April 14, 2010

To Help Provide Young People With Service Opportunities, Gillibrand Announces Legislation To Expand Youth Corps Program

Bill Would Amend Workforce Investment Act To Assist States and Local Communities To Increase Youth Corps Programs

Washington, DC – To help provide young people with service opportunities, U.S. Senator Kirsten Gillibrand today announced legislation that would expand Youth Corps programs throughout the nation. The Youth Corps Act of 2010 would amend the Workforce Investment Act (WIA) to establish a competitive grant program to assist states and local communities in replicating and expanding Youth Corps Programs. 

“During these tough economic times, we must prepare our students to become tomorrow’s leaders,” Senator Gillibrand said. “This program would strengthen our communities, while preparing our young people for the jobs of the 21st century. All New York students deserve the opportunity to get ahead.”

The core components of the Youth Corps model include:

  • opportunities for educational advancement, including secondary school completion and preparation for postsecondary education;
  • work experience, skills training, and career counseling;
  • collaboration with other youth serving systems, such as child welfare and juvenile justice, to provide and coordinate supportive services for vulnerable youth;
  • partnerships with local workforce and education systems, including labor, employers, postsecondary institutions, and community-based organizations, to develop pathways to postsecondary and labor market success; and
  • post-program support.

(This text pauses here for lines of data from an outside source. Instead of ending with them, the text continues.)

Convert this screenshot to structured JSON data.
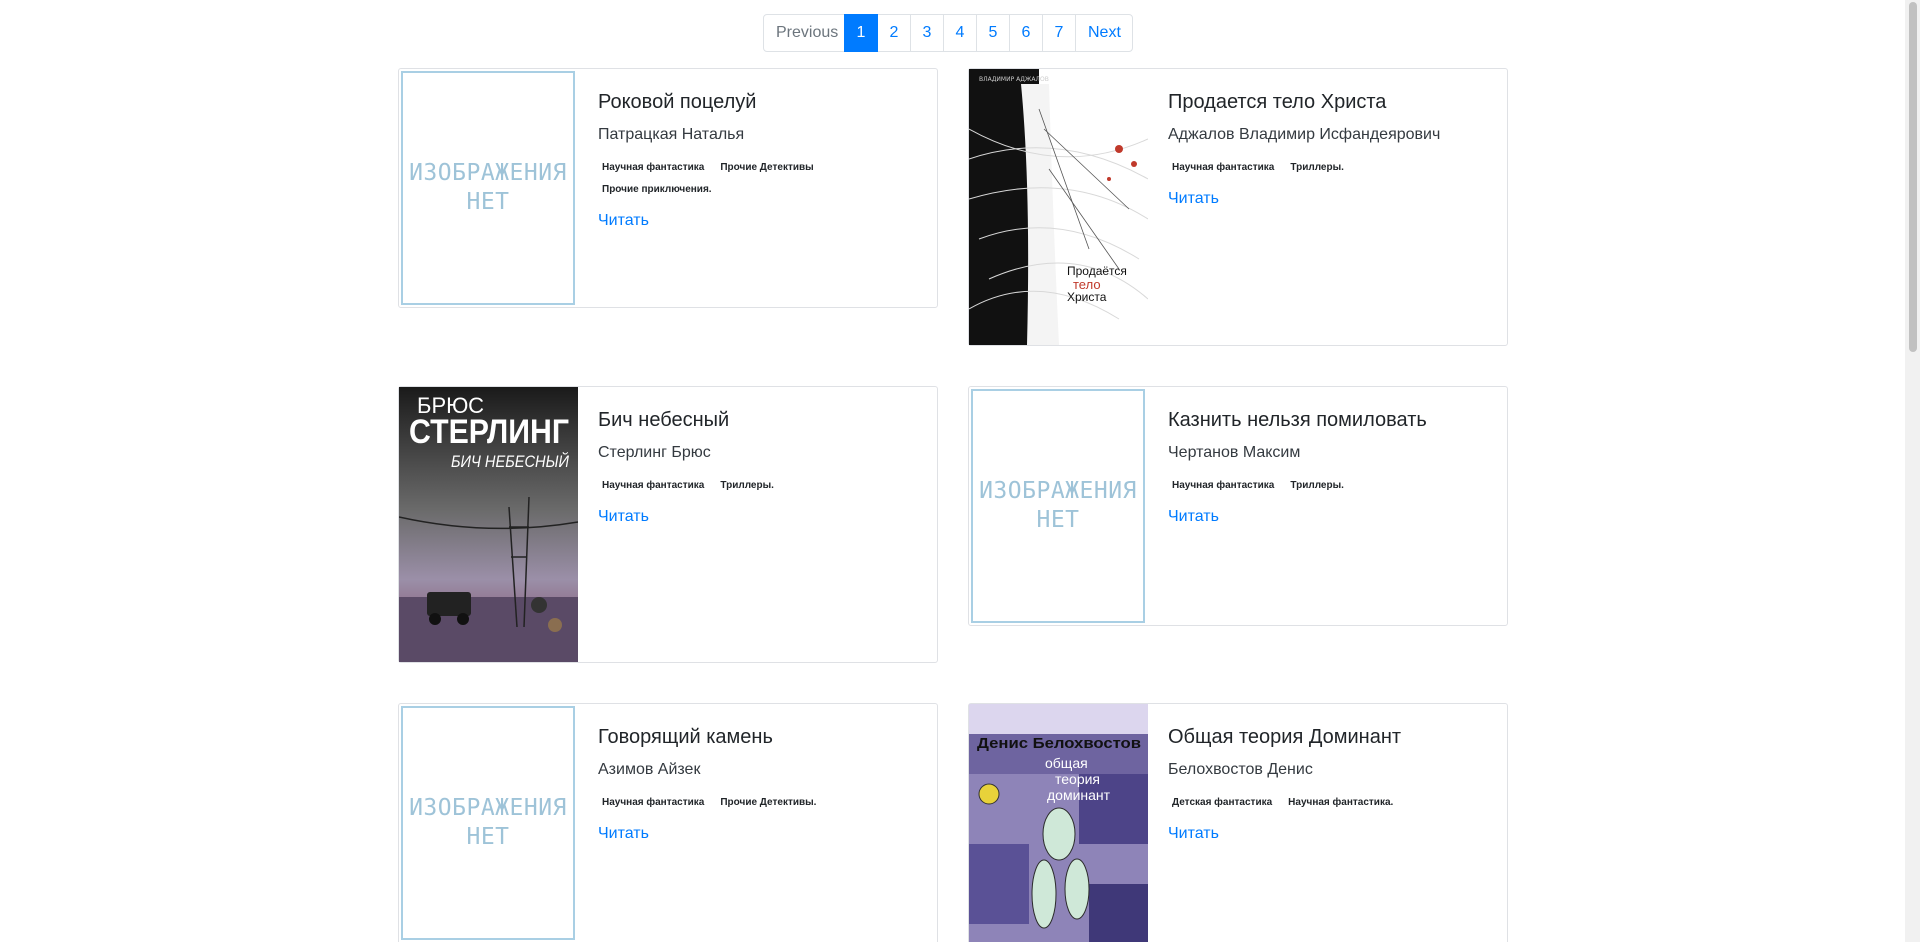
{
  "pagination": {
    "previous_label": "Previous",
    "pages": [
      "1",
      "2",
      "3",
      "4",
      "5",
      "6",
      "7"
    ],
    "active_page": "1",
    "next_label": "Next"
  },
  "placeholder_cover": {
    "line1": "ИЗОБРАЖЕНИЯ",
    "line2": "НЕТ"
  },
  "books": [
    {
      "title": "Роковой поцелуй",
      "author": "Патрацкая Наталья",
      "tags": [
        "Научная фантастика",
        "Прочие Детективы",
        "Прочие приключения."
      ],
      "read_label": "Читать"
    },
    {
      "title": "Продается тело Христа",
      "author": "Аджалов Владимир Исфандеярович",
      "tags": [
        "Научная фантастика",
        "Триллеры."
      ],
      "read_label": "Читать",
      "cover_text": {
        "top": "ВЛАДИМИР АДЖАЛОВ",
        "line1": "Продаётся",
        "line2": "тело",
        "line3": "Христа"
      }
    },
    {
      "title": "Бич небесный",
      "author": "Стерлинг Брюс",
      "tags": [
        "Научная фантастика",
        "Триллеры."
      ],
      "read_label": "Читать",
      "cover_text": {
        "line1": "БРЮС",
        "line2": "СТЕРЛИНГ",
        "line3": "БИЧ НЕБЕСНЫЙ"
      }
    },
    {
      "title": "Казнить нельзя помиловать",
      "author": "Чертанов Максим",
      "tags": [
        "Научная фантастика",
        "Триллеры."
      ],
      "read_label": "Читать"
    },
    {
      "title": "Говорящий камень",
      "author": "Азимов Айзек",
      "tags": [
        "Научная фантастика",
        "Прочие Детективы."
      ],
      "read_label": "Читать"
    },
    {
      "title": "Общая теория Доминант",
      "author": "Белохвостов Денис",
      "tags": [
        "Детская фантастика",
        "Научная фантастика."
      ],
      "read_label": "Читать",
      "cover_text": {
        "top": "Денис Белохвостов",
        "line1": "общая",
        "line2": "теория",
        "line3": "доминант"
      }
    }
  ],
  "colors": {
    "accent": "#007bff",
    "placeholder_text": "#9ec3d8",
    "placeholder_border": "#a9cfe4",
    "card_border": "#dfe1e5"
  }
}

The grants, awarded to states and municipalities, will be awarded for a period of 3 years with an option for renewal. In the Youth Corps model, adult leaders serve as mentors and guide crews of 8-12 Corps members as they gain paid work experience and learn the skills that are essential to the development of a strong work ethic and success in the workplace. Corps members also receive a living allowance, classroom instruction to improve basic academic competencies, complete high school, and prepare for postsecondary education, and a wide range of supportive services. Additionally, they participate in technical skills training and leadership development.

New York is currently home to several youth corps program including:

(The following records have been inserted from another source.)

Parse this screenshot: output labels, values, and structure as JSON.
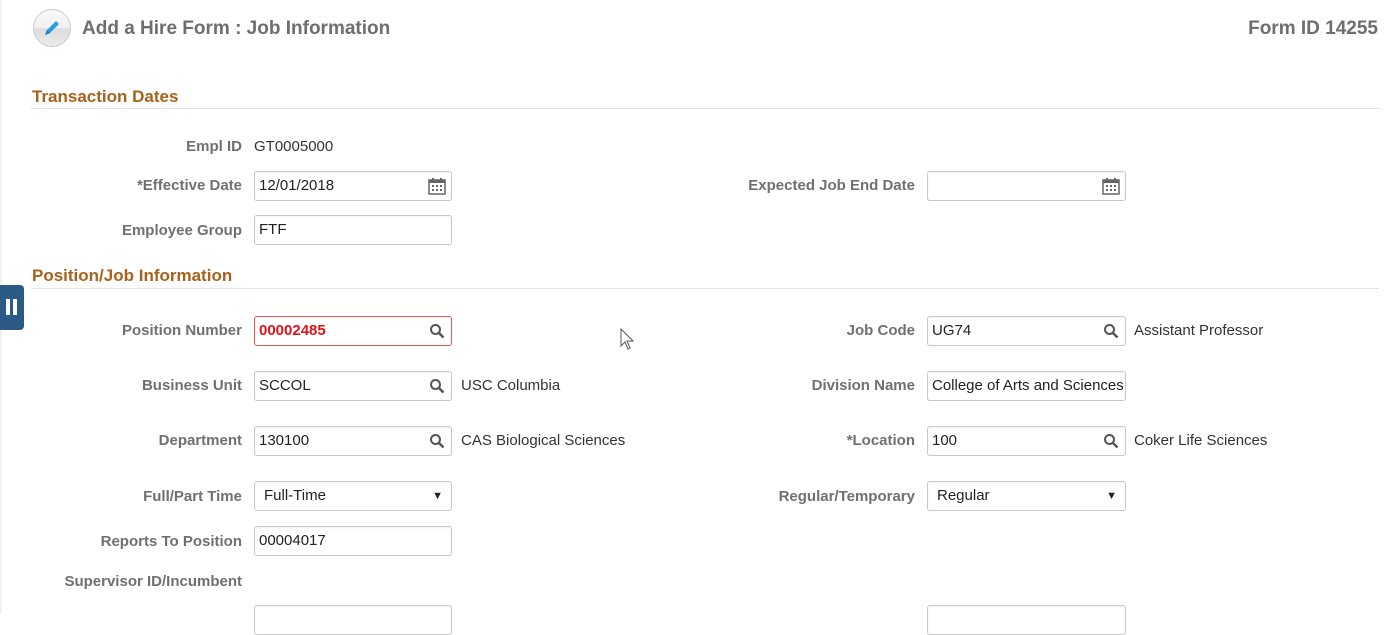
{
  "header": {
    "icon": "pencil-icon",
    "title": "Add a Hire Form :  Job Information",
    "form_id": "Form ID 14255"
  },
  "sections": {
    "transaction_dates": "Transaction Dates",
    "position_job": "Position/Job Information"
  },
  "transaction": {
    "empl_id_label": "Empl ID",
    "empl_id_value": "GT0005000",
    "effective_date_label": "*Effective Date",
    "effective_date_value": "12/01/2018",
    "expected_end_label": "Expected Job End Date",
    "expected_end_value": "",
    "employee_group_label": "Employee Group",
    "employee_group_value": "FTF"
  },
  "position": {
    "position_number_label": "Position Number",
    "position_number_value": "00002485",
    "job_code_label": "Job Code",
    "job_code_value": "UG74",
    "job_code_desc": "Assistant Professor",
    "business_unit_label": "Business Unit",
    "business_unit_value": "SCCOL",
    "business_unit_desc": "USC Columbia",
    "division_name_label": "Division Name",
    "division_name_value": "College of Arts and Sciences",
    "department_label": "Department",
    "department_value": "130100",
    "department_desc": "CAS Biological Sciences",
    "location_label": "*Location",
    "location_value": "100",
    "location_desc": "Coker Life Sciences",
    "full_part_label": "Full/Part Time",
    "full_part_value": "Full-Time",
    "reg_temp_label": "Regular/Temporary",
    "reg_temp_value": "Regular",
    "reports_to_label": "Reports To Position",
    "reports_to_value": "00004017",
    "supervisor_label": "Supervisor ID/Incumbent"
  },
  "colors": {
    "section_title": "#a8621d",
    "error": "#e0131a",
    "handle": "#2c5a86"
  }
}
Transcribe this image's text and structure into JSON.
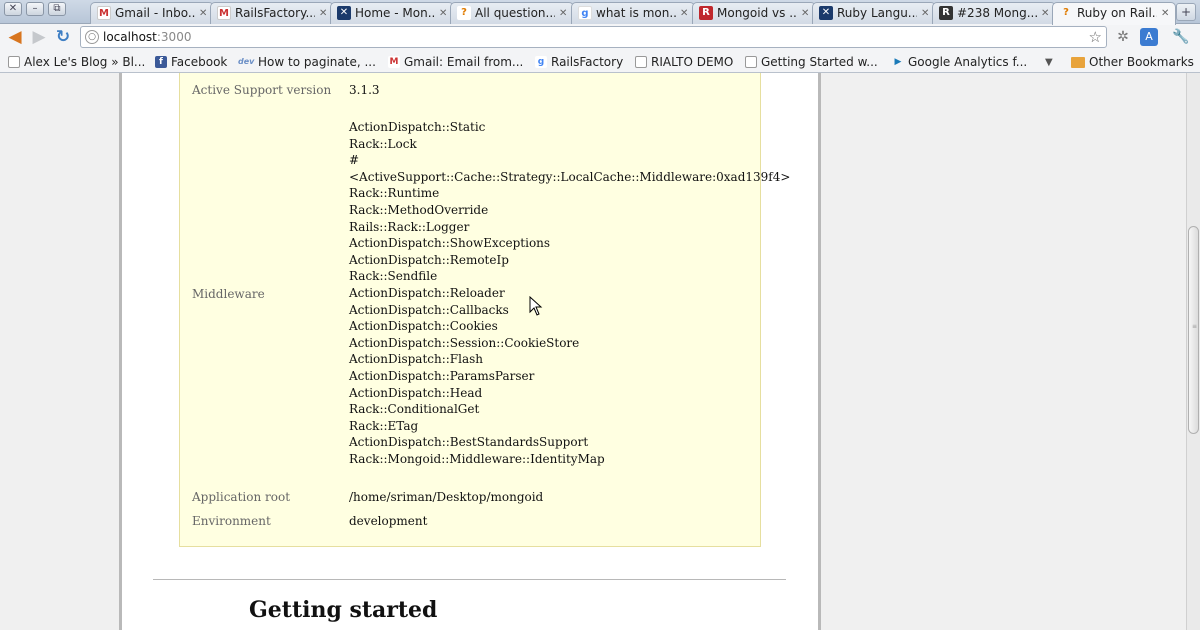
{
  "window_controls": {
    "close": "✕",
    "minimize": "–",
    "maximize": "⧉"
  },
  "tabs": [
    {
      "title": "Gmail - Inbo...",
      "icon": "gmail-icon",
      "active": false
    },
    {
      "title": "RailsFactory...",
      "icon": "gmail-icon",
      "active": false
    },
    {
      "title": "Home - Mon...",
      "icon": "mongoid-x-icon",
      "active": false
    },
    {
      "title": "All question...",
      "icon": "question-icon",
      "active": false
    },
    {
      "title": "what is mon...",
      "icon": "google-icon",
      "active": false
    },
    {
      "title": "Mongoid vs ...",
      "icon": "rf-icon",
      "active": false
    },
    {
      "title": "Ruby Langu...",
      "icon": "mongoid-x-icon",
      "active": false
    },
    {
      "title": "#238 Mong...",
      "icon": "railscasts-icon",
      "active": false
    },
    {
      "title": "Ruby on Rail...",
      "icon": "question-icon",
      "active": true
    }
  ],
  "toolbar": {
    "url_host": "localhost",
    "url_port": ":3000"
  },
  "bookmarks": [
    {
      "label": "Alex Le's Blog » Bl...",
      "icon": "page-icon"
    },
    {
      "label": "Facebook",
      "icon": "facebook-icon"
    },
    {
      "label": "How to paginate, ...",
      "icon": "dev-icon"
    },
    {
      "label": "Gmail: Email from...",
      "icon": "gmail-icon"
    },
    {
      "label": "RailsFactory",
      "icon": "google-icon"
    },
    {
      "label": "RIALTO DEMO",
      "icon": "page-icon"
    },
    {
      "label": "Getting Started w...",
      "icon": "page-icon"
    },
    {
      "label": "Google Analytics f...",
      "icon": "analytics-icon"
    }
  ],
  "bookmarks_overflow": "▼",
  "other_bookmarks": "Other Bookmarks",
  "environment": {
    "active_support_label": "Active Support version",
    "active_support_value": "3.1.3",
    "middleware_label": "Middleware",
    "middleware": [
      "ActionDispatch::Static",
      "Rack::Lock",
      "#",
      "<ActiveSupport::Cache::Strategy::LocalCache::Middleware:0xad139f4>",
      "Rack::Runtime",
      "Rack::MethodOverride",
      "Rails::Rack::Logger",
      "ActionDispatch::ShowExceptions",
      "ActionDispatch::RemoteIp",
      "Rack::Sendfile",
      "ActionDispatch::Reloader",
      "ActionDispatch::Callbacks",
      "ActionDispatch::Cookies",
      "ActionDispatch::Session::CookieStore",
      "ActionDispatch::Flash",
      "ActionDispatch::ParamsParser",
      "ActionDispatch::Head",
      "Rack::ConditionalGet",
      "Rack::ETag",
      "ActionDispatch::BestStandardsSupport",
      "Rack::Mongoid::Middleware::IdentityMap"
    ],
    "app_root_label": "Application root",
    "app_root_value": "/home/sriman/Desktop/mongoid",
    "environment_label": "Environment",
    "environment_value": "development"
  },
  "getting_started": "Getting started"
}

  • Avodah
  • Cayuga County Sold & Water Conservation District
  • City Year New York
  • Cristodora
  • Green City
  • New York City Justice Corps
  • New York Restoration Project
  • Onondaga Earth Corps
  • Rural Health Service Corps
  • The Chenango Community Corps
  • Western New York AmeriCorps

Modern Youth Corps, descended from the Roosevelt-era Civilian Conservation Corps, operate in 44 states and the District of Columbia. With an emphasis on environmental stewardship, Youth Corps across the country have delivered strong education, workforce readiness, civic engagement, and personal responsibility outcomes for 600,000 youth since 1976. Today, the 143 Corps enroll nearly 30,000 young people. More than half of the participants come from families with incomes below $20,000, are members of racial or ethnic minorities, and lack either a high school diploma or GED.

Nationally, there are an estimated 3.5 to 5 million youth, age 16 to 24, out of school and out of work, with an additional  half million youth dropping out of school  each year.  Evidence demonstrates that these individuals are more likely to spend their lives periodically unemployed, on government assistance, and/or cycling in and out of the criminal justice system.  Rather than contributing to the economy, these individuals are likely to put a strain on it.